▶ WORK ORDER
Check every line of the data below for the word "Application", then give only the number of lines that have it.

Web page and app entries
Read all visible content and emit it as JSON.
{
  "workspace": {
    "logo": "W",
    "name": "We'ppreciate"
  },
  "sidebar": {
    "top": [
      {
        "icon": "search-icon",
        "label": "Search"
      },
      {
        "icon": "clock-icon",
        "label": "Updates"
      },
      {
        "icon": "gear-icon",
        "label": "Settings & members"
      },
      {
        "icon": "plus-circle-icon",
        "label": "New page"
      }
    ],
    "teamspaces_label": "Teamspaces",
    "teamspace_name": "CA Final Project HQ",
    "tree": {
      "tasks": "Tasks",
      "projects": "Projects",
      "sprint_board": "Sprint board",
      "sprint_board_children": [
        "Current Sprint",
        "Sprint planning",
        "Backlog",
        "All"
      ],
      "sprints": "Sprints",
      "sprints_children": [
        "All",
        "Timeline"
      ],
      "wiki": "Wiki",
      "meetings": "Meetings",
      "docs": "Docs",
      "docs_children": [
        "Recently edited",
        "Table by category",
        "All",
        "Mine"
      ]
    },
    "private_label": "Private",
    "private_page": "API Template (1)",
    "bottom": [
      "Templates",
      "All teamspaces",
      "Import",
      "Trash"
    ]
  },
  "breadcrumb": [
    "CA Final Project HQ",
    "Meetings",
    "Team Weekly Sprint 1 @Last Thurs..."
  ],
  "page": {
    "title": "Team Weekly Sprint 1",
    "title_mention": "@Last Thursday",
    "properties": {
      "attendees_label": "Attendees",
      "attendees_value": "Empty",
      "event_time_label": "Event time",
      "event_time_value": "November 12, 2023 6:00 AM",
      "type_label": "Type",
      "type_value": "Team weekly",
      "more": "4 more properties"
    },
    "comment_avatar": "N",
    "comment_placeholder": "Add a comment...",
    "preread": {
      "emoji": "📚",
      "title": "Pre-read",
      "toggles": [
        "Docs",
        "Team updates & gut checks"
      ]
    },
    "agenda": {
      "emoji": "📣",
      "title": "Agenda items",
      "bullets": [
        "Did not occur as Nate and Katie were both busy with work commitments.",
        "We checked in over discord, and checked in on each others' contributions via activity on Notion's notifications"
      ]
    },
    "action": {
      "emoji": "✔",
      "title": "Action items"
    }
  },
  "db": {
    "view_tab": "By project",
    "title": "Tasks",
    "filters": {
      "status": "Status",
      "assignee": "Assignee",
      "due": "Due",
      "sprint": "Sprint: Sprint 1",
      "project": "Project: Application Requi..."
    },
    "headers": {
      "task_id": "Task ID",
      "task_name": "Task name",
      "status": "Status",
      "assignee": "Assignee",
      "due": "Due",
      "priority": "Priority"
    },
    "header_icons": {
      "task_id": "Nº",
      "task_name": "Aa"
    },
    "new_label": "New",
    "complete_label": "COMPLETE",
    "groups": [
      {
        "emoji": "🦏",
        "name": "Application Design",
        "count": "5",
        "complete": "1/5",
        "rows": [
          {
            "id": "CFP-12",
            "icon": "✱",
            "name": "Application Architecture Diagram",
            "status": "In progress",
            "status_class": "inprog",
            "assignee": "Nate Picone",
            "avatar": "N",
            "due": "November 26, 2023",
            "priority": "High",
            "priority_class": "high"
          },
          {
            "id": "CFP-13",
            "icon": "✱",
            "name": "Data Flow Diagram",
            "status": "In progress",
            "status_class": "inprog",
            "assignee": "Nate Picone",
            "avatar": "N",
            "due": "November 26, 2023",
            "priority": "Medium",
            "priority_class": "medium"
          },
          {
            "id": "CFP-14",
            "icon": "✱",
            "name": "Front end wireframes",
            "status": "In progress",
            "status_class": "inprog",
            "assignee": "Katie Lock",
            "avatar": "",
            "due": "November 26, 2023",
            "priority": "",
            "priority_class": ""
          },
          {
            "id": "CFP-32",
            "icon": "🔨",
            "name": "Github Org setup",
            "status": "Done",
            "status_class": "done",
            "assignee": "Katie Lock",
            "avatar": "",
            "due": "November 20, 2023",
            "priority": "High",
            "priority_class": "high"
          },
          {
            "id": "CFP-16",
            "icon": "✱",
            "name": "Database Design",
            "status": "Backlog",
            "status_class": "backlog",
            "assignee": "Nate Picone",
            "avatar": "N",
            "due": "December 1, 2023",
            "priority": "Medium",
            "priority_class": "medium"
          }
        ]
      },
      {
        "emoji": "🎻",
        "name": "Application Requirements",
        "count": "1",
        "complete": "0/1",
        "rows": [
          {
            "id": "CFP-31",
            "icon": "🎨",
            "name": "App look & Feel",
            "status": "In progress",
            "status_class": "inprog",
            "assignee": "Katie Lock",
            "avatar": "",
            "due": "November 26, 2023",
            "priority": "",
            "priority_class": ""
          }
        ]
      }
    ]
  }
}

▶ RESPONSE FOR THIS EXERCISE
4